“[t]he court may, for good cause, issue an order to
protect a party or person from annoyance, embarrassment,
oppression, or undue burden or expense.” Id.
Moreover, it is axiomatic that “the party seeking
discovery must first demonstrate the relevance before the
party seeking a protective order must demonstrate good
cause.” Bell v. Lockheed Martin Corp., 270
F.R.D. 186, 195 (D.N.J. 2010).
Chief Judge D. Brooks Smith, writing for the United States
Court of Appeals for the Third Circuit in Halle v. W.
Penn Allegheny Health Sys. Inc., 842 F.3d 215, 226 (3d
Cir. 2016), stated that “[i]f a collective action is
decertified at the final stage . . . the court will decertify
the class, dismiss the opt-in plaintiffs without prejudice,
and permit the named plaintiffs to proceed to trial.”
Judge Smith further clarified that “[w]hile a dismissed
opt-in plaintiff retains the ability to pursue
individual claims after a district court decertifies
a collective action, we have located no authority (nor have
the parties cited any) discussing the approach taken by
Steven Halle in the underlying case here-namely, his decision
. . . to try to resurrect substantially similar collective
action allegations.” Id. at n.11.
have reviewed the contested discovery requests and believe
that they are overbroad, unduly burdensome, and most
importantly, irrelevant in light of the individualized
posture of this action following my denial of certification.
In other words, the requests are not sufficiently tailored so
as to obtain relevant information about the only remaining
Plaintiff, Mr. Sloane. See Flomo v. Bridgestone Americas
Holding, Inc., 2009 WL 1456736, at *3 (S.D. Ind. May 20,
2009) (“Plaintiffs drafted their discovery requests
while this case was still a putative class action, to be
litigated on behalf of all minors who allegedly work on the
Plantation. Because Roe II denied class
certification, many of the discovery requests must be
narrowed to encompass documents and information relating only
to Plaintiffs' claims, not to claims of other minors on
the Plantation.”); Am. Nurses' Assoc. v. State

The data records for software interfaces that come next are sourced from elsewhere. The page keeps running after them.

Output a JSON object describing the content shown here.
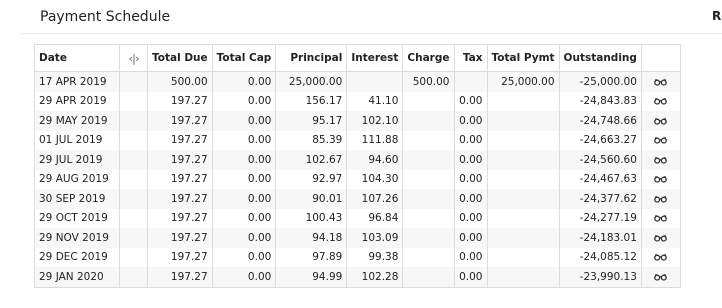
{
  "header": {
    "title": "Payment Schedule",
    "corner_label": "Re"
  },
  "table": {
    "columns": {
      "date": "Date",
      "toggle_icon": "code-toggle-icon",
      "total_due": "Total Due",
      "total_cap": "Total Cap",
      "principal": "Principal",
      "interest": "Interest",
      "charge": "Charge",
      "tax": "Tax",
      "total_pymt": "Total Pymt",
      "outstanding": "Outstanding"
    },
    "row_action_icon": "view-glasses-icon",
    "rows": [
      {
        "date": "17 APR 2019",
        "total_due": "500.00",
        "total_cap": "0.00",
        "principal": "25,000.00",
        "interest": "",
        "charge": "500.00",
        "tax": "",
        "total_pymt": "25,000.00",
        "outstanding": "-25,000.00"
      },
      {
        "date": "29 APR 2019",
        "total_due": "197.27",
        "total_cap": "0.00",
        "principal": "156.17",
        "interest": "41.10",
        "charge": "",
        "tax": "0.00",
        "total_pymt": "",
        "outstanding": "-24,843.83"
      },
      {
        "date": "29 MAY 2019",
        "total_due": "197.27",
        "total_cap": "0.00",
        "principal": "95.17",
        "interest": "102.10",
        "charge": "",
        "tax": "0.00",
        "total_pymt": "",
        "outstanding": "-24,748.66"
      },
      {
        "date": "01 JUL 2019",
        "total_due": "197.27",
        "total_cap": "0.00",
        "principal": "85.39",
        "interest": "111.88",
        "charge": "",
        "tax": "0.00",
        "total_pymt": "",
        "outstanding": "-24,663.27"
      },
      {
        "date": "29 JUL 2019",
        "total_due": "197.27",
        "total_cap": "0.00",
        "principal": "102.67",
        "interest": "94.60",
        "charge": "",
        "tax": "0.00",
        "total_pymt": "",
        "outstanding": "-24,560.60"
      },
      {
        "date": "29 AUG 2019",
        "total_due": "197.27",
        "total_cap": "0.00",
        "principal": "92.97",
        "interest": "104.30",
        "charge": "",
        "tax": "0.00",
        "total_pymt": "",
        "outstanding": "-24,467.63"
      },
      {
        "date": "30 SEP 2019",
        "total_due": "197.27",
        "total_cap": "0.00",
        "principal": "90.01",
        "interest": "107.26",
        "charge": "",
        "tax": "0.00",
        "total_pymt": "",
        "outstanding": "-24,377.62"
      },
      {
        "date": "29 OCT 2019",
        "total_due": "197.27",
        "total_cap": "0.00",
        "principal": "100.43",
        "interest": "96.84",
        "charge": "",
        "tax": "0.00",
        "total_pymt": "",
        "outstanding": "-24,277.19"
      },
      {
        "date": "29 NOV 2019",
        "total_due": "197.27",
        "total_cap": "0.00",
        "principal": "94.18",
        "interest": "103.09",
        "charge": "",
        "tax": "0.00",
        "total_pymt": "",
        "outstanding": "-24,183.01"
      },
      {
        "date": "29 DEC 2019",
        "total_due": "197.27",
        "total_cap": "0.00",
        "principal": "97.89",
        "interest": "99.38",
        "charge": "",
        "tax": "0.00",
        "total_pymt": "",
        "outstanding": "-24,085.12"
      },
      {
        "date": "29 JAN 2020",
        "total_due": "197.27",
        "total_cap": "0.00",
        "principal": "94.99",
        "interest": "102.28",
        "charge": "",
        "tax": "0.00",
        "total_pymt": "",
        "outstanding": "-23,990.13"
      }
    ]
  }
}
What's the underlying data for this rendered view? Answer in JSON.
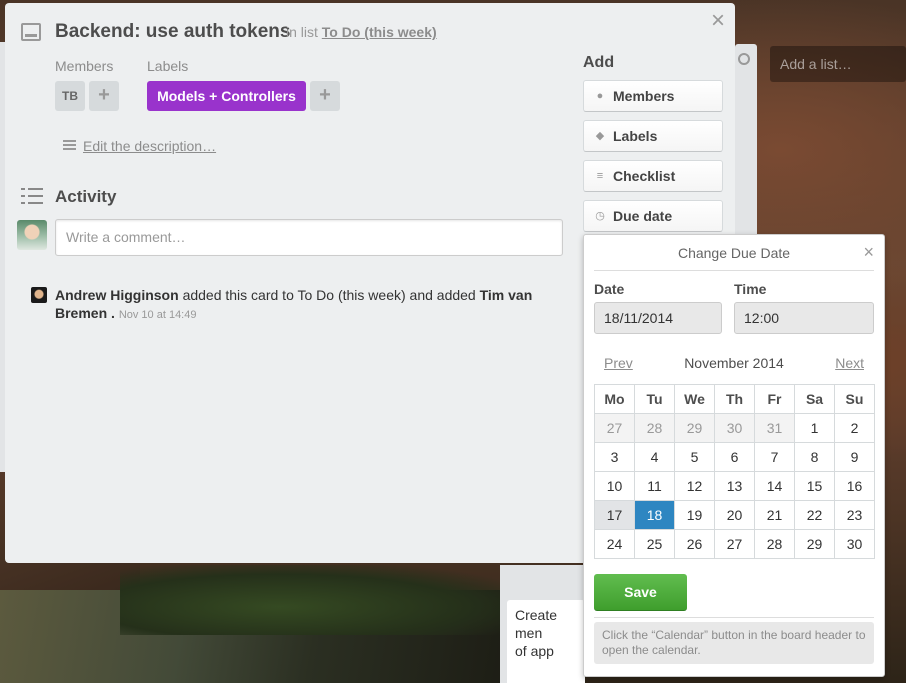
{
  "background": {
    "add_list_placeholder": "Add a list…",
    "card_snippet": "Create men\nof app"
  },
  "card": {
    "title": "Backend: use auth tokens",
    "in_list_prefix": "in list",
    "list_name": "To Do (this week)",
    "members_label": "Members",
    "labels_label": "Labels",
    "member_initials": "TB",
    "label_name": "Models + Controllers",
    "label_color": "#9933cc",
    "add_member": "+",
    "add_label": "+",
    "description_link": "Edit the description…",
    "activity_heading": "Activity",
    "comment_placeholder": "Write a comment…",
    "activity": {
      "actor": "Andrew Higginson",
      "text": "added this card to To Do (this week) and added",
      "target": "Tim van Bremen",
      "suffix": ".",
      "date": "Nov 10 at 14:49"
    }
  },
  "sidebar": {
    "heading": "Add",
    "buttons": [
      {
        "label": "Members",
        "icon": "person-icon"
      },
      {
        "label": "Labels",
        "icon": "tag-icon"
      },
      {
        "label": "Checklist",
        "icon": "checklist-icon"
      },
      {
        "label": "Due date",
        "icon": "clock-icon"
      }
    ]
  },
  "due_date": {
    "title": "Change Due Date",
    "date_label": "Date",
    "date_value": "18/11/2014",
    "time_label": "Time",
    "time_value": "12:00",
    "prev": "Prev",
    "next": "Next",
    "month": "November 2014",
    "weekdays": [
      "Mo",
      "Tu",
      "We",
      "Th",
      "Fr",
      "Sa",
      "Su"
    ],
    "weeks": [
      [
        "27",
        "28",
        "29",
        "30",
        "31",
        "1",
        "2"
      ],
      [
        "3",
        "4",
        "5",
        "6",
        "7",
        "8",
        "9"
      ],
      [
        "10",
        "11",
        "12",
        "13",
        "14",
        "15",
        "16"
      ],
      [
        "17",
        "18",
        "19",
        "20",
        "21",
        "22",
        "23"
      ],
      [
        "24",
        "25",
        "26",
        "27",
        "28",
        "29",
        "30"
      ]
    ],
    "selected_day": "18",
    "today_day": "17",
    "save": "Save",
    "hint": "Click the “Calendar” button in the board header to open the calendar."
  },
  "colors": {
    "save_green": "#5aac44",
    "selected_blue": "#2e86c1"
  }
}
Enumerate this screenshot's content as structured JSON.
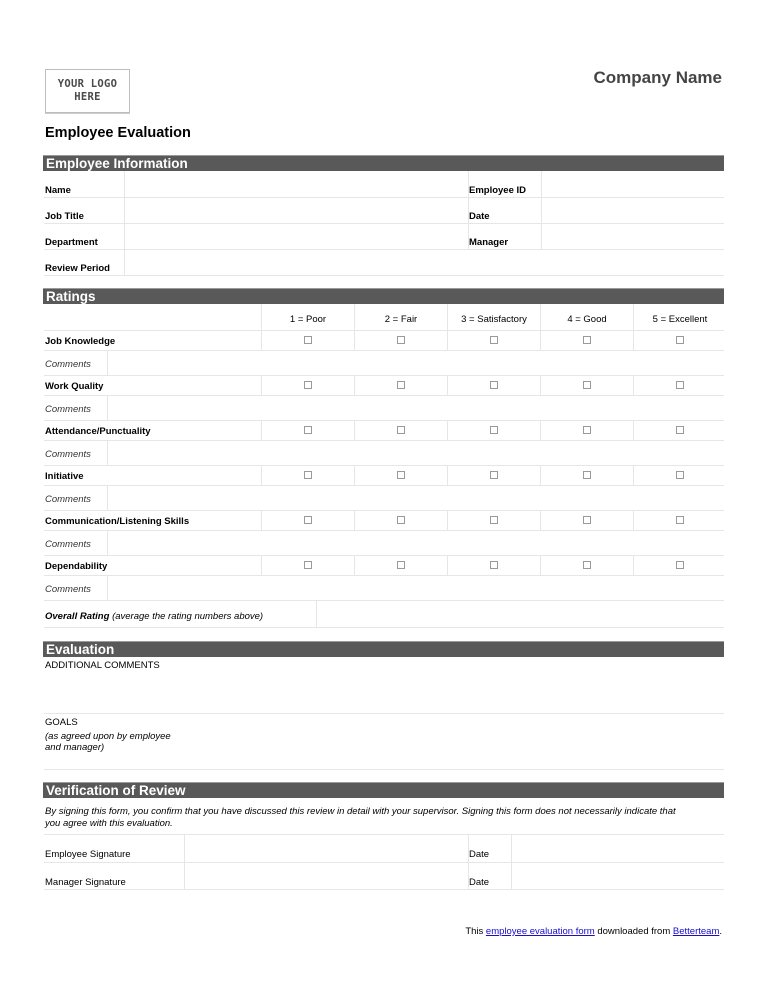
{
  "header": {
    "logo_line1": "YOUR LOGO",
    "logo_line2": "HERE",
    "company_name": "Company Name",
    "document_title": "Employee Evaluation"
  },
  "employee_information": {
    "title": "Employee Information",
    "fields": [
      {
        "label": "Name",
        "value": ""
      },
      {
        "label": "Job Title",
        "value": ""
      },
      {
        "label": "Department",
        "value": ""
      },
      {
        "label": "Review Period",
        "value": ""
      }
    ],
    "right_fields": [
      {
        "label": "Employee ID",
        "value": ""
      },
      {
        "label": "Date",
        "value": ""
      },
      {
        "label": "Manager",
        "value": ""
      }
    ]
  },
  "ratings": {
    "title": "Ratings",
    "scale": [
      "1 = Poor",
      "2 = Fair",
      "3 = Satisfactory",
      "4 = Good",
      "5 = Excellent"
    ],
    "comments_label": "Comments",
    "criteria": [
      {
        "label": "Job Knowledge",
        "checked": [
          false,
          false,
          false,
          false,
          false
        ],
        "comments": ""
      },
      {
        "label": "Work Quality",
        "checked": [
          false,
          false,
          false,
          false,
          false
        ],
        "comments": ""
      },
      {
        "label": "Attendance/Punctuality",
        "checked": [
          false,
          false,
          false,
          false,
          false
        ],
        "comments": ""
      },
      {
        "label": "Initiative",
        "checked": [
          false,
          false,
          false,
          false,
          false
        ],
        "comments": ""
      },
      {
        "label": "Communication/Listening Skills",
        "checked": [
          false,
          false,
          false,
          false,
          false
        ],
        "comments": ""
      },
      {
        "label": "Dependability",
        "checked": [
          false,
          false,
          false,
          false,
          false
        ],
        "comments": ""
      }
    ],
    "overall_label": "Overall Rating",
    "overall_hint": "(average the rating numbers above)",
    "overall_value": ""
  },
  "evaluation": {
    "title": "Evaluation",
    "additional_comments_label": "ADDITIONAL COMMENTS",
    "goals_label": "GOALS",
    "goals_hint_line1": "(as agreed upon by employee",
    "goals_hint_line2": "and manager)"
  },
  "verification": {
    "title": "Verification of Review",
    "notice_line1": "By signing this form, you confirm that you have discussed this review in detail with your supervisor. Signing this form does not necessarily indicate that",
    "notice_line2": "you agree with this evaluation.",
    "employee_signature_label": "Employee Signature",
    "manager_signature_label": "Manager Signature",
    "date_label": "Date"
  },
  "footer": {
    "prefix": "This ",
    "link1": "employee evaluation form",
    "middle": " downloaded from ",
    "link2": "Betterteam",
    "suffix": "."
  },
  "colors": {
    "section_bar": "#595959",
    "link": "#1a0dcc",
    "rule": "#e6e6e6"
  }
}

of Illinois, No. 84 C 4451, 1986 WL 10382, at *3 (N.D.
Ill. Sept. 12, 1986) (“If class certification is
denied, the scope of permissible discovery may be
significantly narrowed.”); In re Rail Freight ...